*Available records*

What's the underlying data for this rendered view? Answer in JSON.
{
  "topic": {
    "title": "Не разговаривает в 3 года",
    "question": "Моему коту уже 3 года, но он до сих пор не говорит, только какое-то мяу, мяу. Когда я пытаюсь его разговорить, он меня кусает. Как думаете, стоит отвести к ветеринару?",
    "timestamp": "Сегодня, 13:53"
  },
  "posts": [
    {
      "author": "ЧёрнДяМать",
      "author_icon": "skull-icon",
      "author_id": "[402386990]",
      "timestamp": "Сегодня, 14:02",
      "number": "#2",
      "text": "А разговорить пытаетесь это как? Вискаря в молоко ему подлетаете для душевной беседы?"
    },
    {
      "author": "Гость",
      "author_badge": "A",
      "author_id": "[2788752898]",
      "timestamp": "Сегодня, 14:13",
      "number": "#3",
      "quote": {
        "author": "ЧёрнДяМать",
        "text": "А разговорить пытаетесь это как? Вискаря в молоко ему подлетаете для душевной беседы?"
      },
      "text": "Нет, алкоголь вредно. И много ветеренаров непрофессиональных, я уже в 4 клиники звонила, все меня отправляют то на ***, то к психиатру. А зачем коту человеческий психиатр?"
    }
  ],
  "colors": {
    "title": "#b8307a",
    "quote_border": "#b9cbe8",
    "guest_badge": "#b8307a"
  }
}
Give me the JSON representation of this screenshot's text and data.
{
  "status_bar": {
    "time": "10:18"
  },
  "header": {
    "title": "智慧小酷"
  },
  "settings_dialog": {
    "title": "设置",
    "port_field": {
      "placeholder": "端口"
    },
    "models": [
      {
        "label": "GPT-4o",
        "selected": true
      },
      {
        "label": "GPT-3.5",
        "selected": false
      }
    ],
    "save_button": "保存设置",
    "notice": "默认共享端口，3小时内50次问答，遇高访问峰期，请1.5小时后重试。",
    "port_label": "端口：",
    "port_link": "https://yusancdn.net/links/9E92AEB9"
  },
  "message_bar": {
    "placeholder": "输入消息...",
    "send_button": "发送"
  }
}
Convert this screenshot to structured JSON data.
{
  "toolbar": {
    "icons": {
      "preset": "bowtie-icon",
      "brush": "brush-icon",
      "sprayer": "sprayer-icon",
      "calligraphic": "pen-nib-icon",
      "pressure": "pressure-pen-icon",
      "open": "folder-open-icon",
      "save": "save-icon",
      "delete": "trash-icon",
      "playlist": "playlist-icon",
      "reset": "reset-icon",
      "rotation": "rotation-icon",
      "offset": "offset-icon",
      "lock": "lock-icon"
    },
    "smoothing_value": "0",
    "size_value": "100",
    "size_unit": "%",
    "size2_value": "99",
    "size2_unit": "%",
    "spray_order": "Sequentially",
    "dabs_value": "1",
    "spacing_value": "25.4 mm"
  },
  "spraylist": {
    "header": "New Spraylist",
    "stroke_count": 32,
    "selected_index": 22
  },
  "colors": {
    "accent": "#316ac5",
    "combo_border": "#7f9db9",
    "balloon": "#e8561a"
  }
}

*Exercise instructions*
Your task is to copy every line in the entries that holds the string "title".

*Answer to this task*
    "title": "Не разговаривает в 3 года",
    "title": "#b8307a",
    "title": "智慧小酷"
    "title": "设置",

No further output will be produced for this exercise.